The world of social media is currently experiencing a collective sense of nostalgia, seeing an influx of content based on memories of decades gone by before global pandemics and the looming climate crisis – and big brands are jumping on the trend.
We can all agree that the last couple of years have been a pretty rough ride, especially for younger audiences missing out on all-important milestones of youth. Amongst other ways this has been broadcast to the world, social media has seen a rise in content wishing for simpler times before coronavirus, lockdowns, and social distancing.
From trending TikTok accounts such @nostalgia__hub and @the_0ld_days reminiscing on grainy VHS footage of high school graduations from 2003, to popular Instagram accounts and viral YouTube videos analysing and discussing fashion trends and lifestyle aesthetics from the nineties and noughties, it is clear that users are feeling a collective yearning for the past and a sense of normality in increasingly turbulent times.
Following quickly behind, as usual, companies have picked up on this sentiment and run with it.
In an increasingly common strategy known as ‘nostalgia marketing,’ corporations have been pitching more and more products to evoke feelings of familiarity and comfort from the past. In the last week alone, Adidas has released Xbox 20th Anniversary Sneakers, complete with an advertising trailer and soundtrack that transports you back to 2001; Giant wand statues have been raised in Leicester Square to joy of adoring fans celebrating 20 years since the release of Harry Potter And The Philosopher’s Stone; The Daily Mail carried a story on a man obsessed with the 1990s, transforming his home into a time capsule. The list goes on and on and doesn’t scratch the surface of the endless remakes and remasters of popular films, games, and other content from yesteryear.

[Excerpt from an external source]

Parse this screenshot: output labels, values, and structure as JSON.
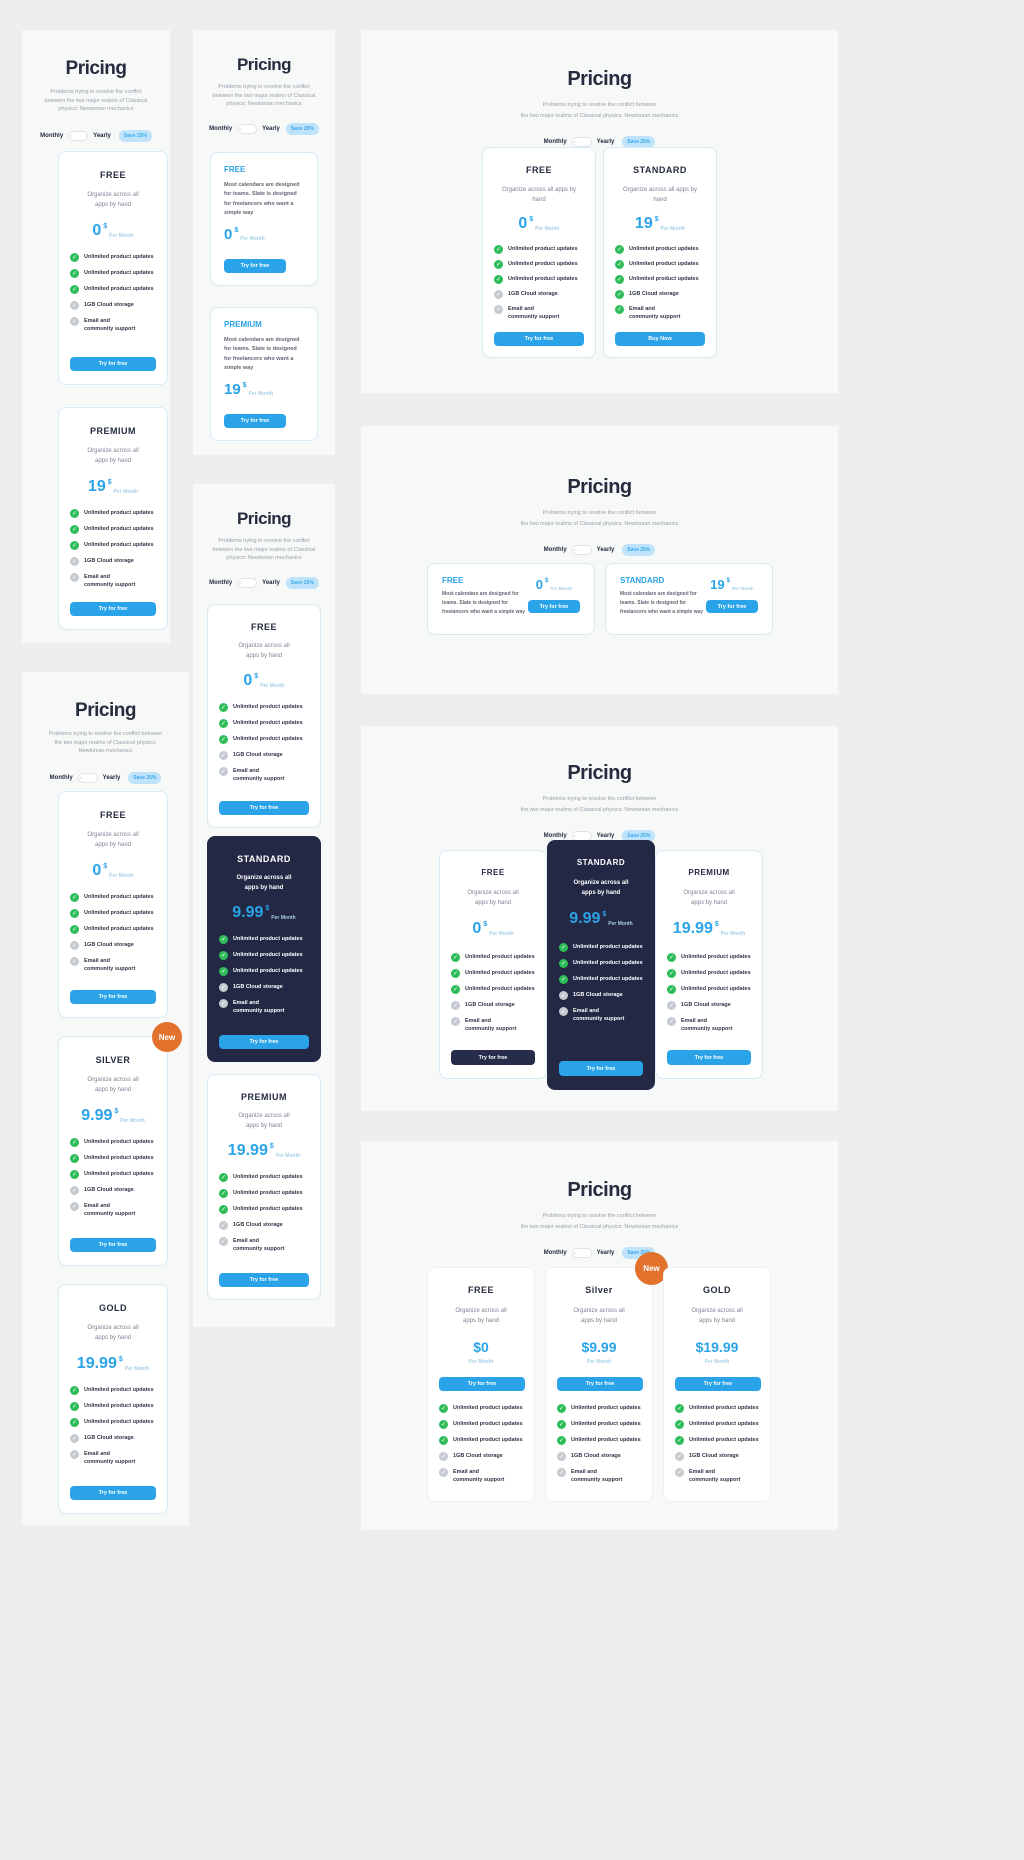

Perhaps the most notable example of this was Nokia’s announcement that it is releasing a remastered version of the classic ‘brick phone’ for its 20th anniversary. Demonstrating a clear shift away from products dominating the market, Nokia has embraced calls for simpler, nostalgic designs of its past in an industry hell-bent on innovation, connectivity, and holding your attention. Ironically, this news also comes days before Apple’s October event and Google’s Pixel Fall Launch.
As time goes on, and we find ourselves moving out of the limitations brought on because of COVID-19, it will be interesting to see how this trend progresses online: will big brands cast this nostalgic feeling aside as they stride towards the future, or will they continue to grasp to the past?